At Arden, you choose your own adventure. And it's possible to get your choices very right, or woefully wrong.
The new restaurant and wine bar in the heart of the Pearl District comes from chef Sara Hauman and Thelonious Wines co-owner Kelsey Glasser. Hauman is a vet of buzzy San Francisco eatery Mister Jiu's, which earned a Michelin star back in 2016.
Arden is a decidedly New Portland joint, with pinot vines woven on the walls, a downtempo soundtrack and wooden tables all made from the same Oregon black walnut tree. The plush, 20-seat dining room is all dark-gray birch tones and dried leaves, while the lounge area feels chic and lively, with soaring glass windows on both sides framing the outdoor scene on Northwest 10th Avenue and a look-in wine cellar, respectively.
Dinner here is a flat $62, with wine pairings for each course an additional $34. A few dishes are outright outstanding, including a gorgeous nori tonarelli pasta with fresh uni, paired at dinner with a glass of orange wine from noted Umbrian natural wine producers Paolo Bea. The unctuousness of the pairing is offset by delicately salty bottarga, creamy cured egg yolks and verdant green peas shoots splashed with good vinegar.
Also excellent is the rightly lauded Oregon trout crudo with Pink Lady apples, puffed quinoa, salmon roe and horseradish cream. The dish is a visual and textural delight, with the apples and trout presented together in harmonious symmetry, yielding precisely opposite flavors. That good briny roe flashes another range of umami before exploding into heat from the horseradish. I had the dish paired with a glass of Charles Ellner Champagne ($19), which danced marvelously with the apples, and served as a kind of rolling heat accelerant for the horseradish. This is high-level wine food that makes Arden worth a visit by itself.
Not everything is so extraordinary, though.
The beef tartare is presented over wonton chips, with only blandly sweet dollops of black sesame paste to temper what felt like roughly a pound of salt. And the Oregon black cod felt like five different dish concepts on a single plate. Avocado? Squid-ink black chickpeas? Tentacles? Mint? Creamy slaw? It came paired with a glass of 1999 Schlumberger Pinot Gris from Alsace that did little more than up the oily texture of the fish.
On successive evenings at Arden, I was served one of the worst desserts I've had in Portland, then one of the best. Avoid at all costs the sticky, chewy, overly sweet cacophony of the pavlova. It came festooned with far too much rhubarb compote, which clashed unpleasantly with the paired glass of Pedro Ximenez sherry.

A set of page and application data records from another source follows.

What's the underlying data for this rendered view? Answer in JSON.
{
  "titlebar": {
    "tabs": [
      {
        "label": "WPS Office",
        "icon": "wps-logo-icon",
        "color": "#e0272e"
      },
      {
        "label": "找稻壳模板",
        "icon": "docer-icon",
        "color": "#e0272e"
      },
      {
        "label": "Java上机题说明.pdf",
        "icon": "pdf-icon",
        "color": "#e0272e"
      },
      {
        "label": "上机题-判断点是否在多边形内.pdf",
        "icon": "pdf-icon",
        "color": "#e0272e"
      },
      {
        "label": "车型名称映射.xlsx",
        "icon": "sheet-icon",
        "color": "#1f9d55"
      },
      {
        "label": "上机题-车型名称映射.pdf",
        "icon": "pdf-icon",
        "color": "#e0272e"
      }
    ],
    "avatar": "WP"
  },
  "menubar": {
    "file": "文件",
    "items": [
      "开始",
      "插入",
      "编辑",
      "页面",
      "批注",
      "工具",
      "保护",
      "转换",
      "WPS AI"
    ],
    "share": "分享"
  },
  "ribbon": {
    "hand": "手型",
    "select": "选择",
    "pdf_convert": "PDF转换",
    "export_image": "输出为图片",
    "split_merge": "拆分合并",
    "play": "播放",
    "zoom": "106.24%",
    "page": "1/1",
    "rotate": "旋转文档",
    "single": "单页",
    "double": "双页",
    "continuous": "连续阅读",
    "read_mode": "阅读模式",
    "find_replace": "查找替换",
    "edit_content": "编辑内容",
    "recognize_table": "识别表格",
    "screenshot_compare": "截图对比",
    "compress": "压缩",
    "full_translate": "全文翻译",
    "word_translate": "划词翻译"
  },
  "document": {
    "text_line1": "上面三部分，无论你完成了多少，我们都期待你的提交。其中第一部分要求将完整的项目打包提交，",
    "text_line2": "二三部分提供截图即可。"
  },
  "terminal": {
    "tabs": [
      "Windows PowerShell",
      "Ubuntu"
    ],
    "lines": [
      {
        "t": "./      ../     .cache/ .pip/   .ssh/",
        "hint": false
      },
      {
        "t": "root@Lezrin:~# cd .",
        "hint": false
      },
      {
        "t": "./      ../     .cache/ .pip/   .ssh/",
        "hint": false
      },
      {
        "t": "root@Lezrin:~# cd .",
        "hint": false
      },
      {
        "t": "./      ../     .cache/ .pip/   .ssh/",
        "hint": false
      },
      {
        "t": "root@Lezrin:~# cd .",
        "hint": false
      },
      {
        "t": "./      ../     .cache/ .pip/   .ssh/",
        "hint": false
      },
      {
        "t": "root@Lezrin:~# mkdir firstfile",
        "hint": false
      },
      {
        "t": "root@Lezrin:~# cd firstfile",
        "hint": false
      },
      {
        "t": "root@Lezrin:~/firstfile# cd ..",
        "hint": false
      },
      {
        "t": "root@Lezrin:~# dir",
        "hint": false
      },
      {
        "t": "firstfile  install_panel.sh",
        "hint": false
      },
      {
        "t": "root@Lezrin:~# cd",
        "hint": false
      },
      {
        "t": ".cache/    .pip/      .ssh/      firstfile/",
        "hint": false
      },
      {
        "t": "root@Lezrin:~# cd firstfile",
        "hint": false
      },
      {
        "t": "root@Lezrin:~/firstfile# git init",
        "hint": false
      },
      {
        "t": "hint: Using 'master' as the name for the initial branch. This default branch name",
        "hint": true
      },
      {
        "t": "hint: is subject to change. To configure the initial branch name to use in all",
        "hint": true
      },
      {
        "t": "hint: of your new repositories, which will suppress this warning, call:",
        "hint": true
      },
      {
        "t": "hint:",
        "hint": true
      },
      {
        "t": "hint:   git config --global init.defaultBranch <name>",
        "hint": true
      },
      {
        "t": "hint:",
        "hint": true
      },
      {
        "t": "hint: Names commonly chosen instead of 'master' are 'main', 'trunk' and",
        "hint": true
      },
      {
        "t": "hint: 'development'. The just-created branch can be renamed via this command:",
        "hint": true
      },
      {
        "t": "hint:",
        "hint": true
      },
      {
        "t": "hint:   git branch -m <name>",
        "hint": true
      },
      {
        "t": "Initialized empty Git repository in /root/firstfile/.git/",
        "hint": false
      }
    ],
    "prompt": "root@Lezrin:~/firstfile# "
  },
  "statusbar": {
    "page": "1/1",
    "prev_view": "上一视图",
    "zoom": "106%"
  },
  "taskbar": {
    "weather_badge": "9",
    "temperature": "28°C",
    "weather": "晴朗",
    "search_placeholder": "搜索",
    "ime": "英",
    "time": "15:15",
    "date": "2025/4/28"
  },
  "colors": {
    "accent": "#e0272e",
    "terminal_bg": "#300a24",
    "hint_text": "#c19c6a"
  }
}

I was ready to write off dessert at Arden as the restaurant's most glaring weak point, until one final pass through the menu yielded an excellent take on fancy frozen yogurt. Chef Hauman brought along a Pacojet frozen food puree machine from her time in San Francisco, and she uses it to deftly to create fresh frozen yogurt on demand. This evening, mine came with a complex, off-boozy strawberry sauvignon blanc ice, coriander granola and a glass of 1995 Sauternes. The lacto-funk of the froyo and the cool, sweet sorbet played beautifully with the sweet wine.
Overall, Arden is sleek, urbane and, at times, extraordinary—an avowedly wine-focused restaurant bringing wine-friendly cuisine to a city both literally and figuratively thirsty for it. Hang around the lounge with a curious expression and Arden's friendly staff may surprise you with a splash or micro-pour of something or other from its generous cellar. Though glass pours are the focus, the bottle list at Arden is deep and quixotic; I especially appreciate its page-length dedication to riesling (listed from dry to sweet), and the restaurant's deep bench of vintage wines from Ridge Vineyards.
What's good here is truly very good, and I'm hopeful that the restaurant's unevenness across my visits amounts to little more than growing pains.